For the 2018 report, HelpSystems drilled down into the security question a bit more to investigate what actual security measures they’re using now, and what they’re planning to do down the road. Privileged user management (49.5 percent), compliance and audit reporting (45.7 percent), and secure managed file transfer (43.7 percent) were the most highly cited security solutions currently in place.
HelpSystems stated that it’s not surprised by the growing awareness around security, among other topics. “We also don’t believe these are unique to IBM i, especially as they relate to security,” the company says. “Threats continue to rise and many organizations struggle to find experienced security staff. We hope that 2018 will be the year when IBM i organizations take action.” (It will be interesting to see if there are any indications of a willingness to invest in security when the State of Security report is published by the company’s PowerTech subsidiary later this year.)
High availability and disaster recovery came in the second slot, accounting for a 56.8 percent share of the concerns list, down nearly 3 percent from last year. HelpSystems did not break down the HA usage by vendor and product, as it did in the past. HelpSystems says 49.9 percent of respondents have a high availability setup in place. That’s up slightly from 2017, when 48.8 percent said they had HA. Use of tape was down nearly 3 percentage points to 30.5; those saying they back up data to a vaulting service increased 1.5 percent to 9.9; while use of disk-based backup increased substantially to 7.2 percent.
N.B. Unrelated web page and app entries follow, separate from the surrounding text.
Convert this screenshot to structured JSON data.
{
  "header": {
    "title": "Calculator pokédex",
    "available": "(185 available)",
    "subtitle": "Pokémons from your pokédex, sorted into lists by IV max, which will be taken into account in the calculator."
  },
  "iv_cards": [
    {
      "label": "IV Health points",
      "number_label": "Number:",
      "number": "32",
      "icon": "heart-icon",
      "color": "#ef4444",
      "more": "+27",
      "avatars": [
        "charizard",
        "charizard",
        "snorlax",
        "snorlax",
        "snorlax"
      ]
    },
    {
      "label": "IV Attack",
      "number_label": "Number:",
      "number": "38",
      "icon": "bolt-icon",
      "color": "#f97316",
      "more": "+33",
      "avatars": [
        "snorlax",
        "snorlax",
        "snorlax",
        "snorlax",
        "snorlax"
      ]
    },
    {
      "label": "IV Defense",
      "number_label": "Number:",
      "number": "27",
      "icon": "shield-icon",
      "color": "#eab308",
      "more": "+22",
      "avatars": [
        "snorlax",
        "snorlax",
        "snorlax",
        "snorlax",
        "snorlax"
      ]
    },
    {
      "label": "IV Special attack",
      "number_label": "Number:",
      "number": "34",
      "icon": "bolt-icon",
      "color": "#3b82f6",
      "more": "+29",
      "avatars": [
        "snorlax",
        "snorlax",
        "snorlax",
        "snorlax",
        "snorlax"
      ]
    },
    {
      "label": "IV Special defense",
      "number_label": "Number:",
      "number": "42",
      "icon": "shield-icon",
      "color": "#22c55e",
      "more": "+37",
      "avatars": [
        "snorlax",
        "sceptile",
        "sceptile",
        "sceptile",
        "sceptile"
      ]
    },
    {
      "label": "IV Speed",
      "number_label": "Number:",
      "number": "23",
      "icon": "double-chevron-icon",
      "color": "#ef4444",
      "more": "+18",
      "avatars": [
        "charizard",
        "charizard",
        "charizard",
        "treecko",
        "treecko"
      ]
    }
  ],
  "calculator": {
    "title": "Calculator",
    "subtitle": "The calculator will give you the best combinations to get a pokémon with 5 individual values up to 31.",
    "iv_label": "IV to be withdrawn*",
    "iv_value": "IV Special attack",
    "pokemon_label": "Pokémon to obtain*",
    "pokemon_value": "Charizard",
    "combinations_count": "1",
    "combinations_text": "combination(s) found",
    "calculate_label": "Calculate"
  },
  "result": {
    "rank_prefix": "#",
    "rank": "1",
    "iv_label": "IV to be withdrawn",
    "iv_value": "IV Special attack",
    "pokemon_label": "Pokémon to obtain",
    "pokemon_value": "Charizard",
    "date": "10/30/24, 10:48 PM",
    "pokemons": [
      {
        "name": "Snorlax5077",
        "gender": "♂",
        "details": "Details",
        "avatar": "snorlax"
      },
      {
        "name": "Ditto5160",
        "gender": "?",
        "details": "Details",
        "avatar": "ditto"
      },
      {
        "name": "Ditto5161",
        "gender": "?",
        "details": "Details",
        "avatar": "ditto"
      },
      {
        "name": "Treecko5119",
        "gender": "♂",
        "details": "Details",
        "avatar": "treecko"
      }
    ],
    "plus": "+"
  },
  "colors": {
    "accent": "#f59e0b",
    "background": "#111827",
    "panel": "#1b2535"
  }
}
Application modernization, which had been the top concern in 2016, came in third on the list for the second straight year. For 2018, it inched upwards by more than 5 percent in 2018 to account for 54.4 percent.
In terms of modernization, the number of shops admitting that a 5250 green screen is still your main application actually increased from 31.8 percent to 33.8 percent, while the number of shops saying that they use Web interfaces in addition to their main 5250-based apps declined from 27 percent to 24.9 percent. Clearly, the green screen is far from dead.
The mix of languages did not change significantly, and RPG still dominates for new application development, with 87.5 percent of respondents saying they use RPG, followed closely by SQL with 74.2 percent. Use of Java ticked up nearly three points to 45.7 percent while .NET jumped up nearly 5 points to almost 30 percent. In terms of open source software, PHP use declined slightly to 31 percent, while Node.js, Git, and Python all saw 3 to 5 percentage point increase in terms of usage, and are all hovering around 11 percent.
While the number of IBM i professionals saying they’re going to migrate some or all applications off the box increased by 2.5 percent to nearly 10 percent in 2018, there is still not a mass migration off the platform occurring, according to HelpSystems’ data. Among those who are looking to move, more are looking to move to AIX and Linux compared to Windows than in the past, the results show.
The outlook for IBM i is strong, according to HelpSystems. “The number of IBM i users that believe IBM i provides better ROI could not be more consistent year over year, showing the marketplace to be highly stable.” Because 72 percent of survey takers are working in a heterogeneous IT environment, they’re well positioned to compare IBM i to the other options available. Such high customer satisfaction with any product is truly noteworthy and should be taken seriously by the market.”
HelpSystems Vice President of Technical Solutions Tom Huntington presented a webinar on the findings yesterday with IT Jungle‘s Timothy Prickett Morgan and IBMers Allison Butterill and Ian Jarman. Keep an eye on the HelpSystems website for a replay of the webinar.
IBM i Trends, Concerns, And Observations (2017 survey)
Finding IBM i: A Game Of 40 Questions (2016 survey)
IBM i Marketplace Survey Fills In The Blanks (2015 survey)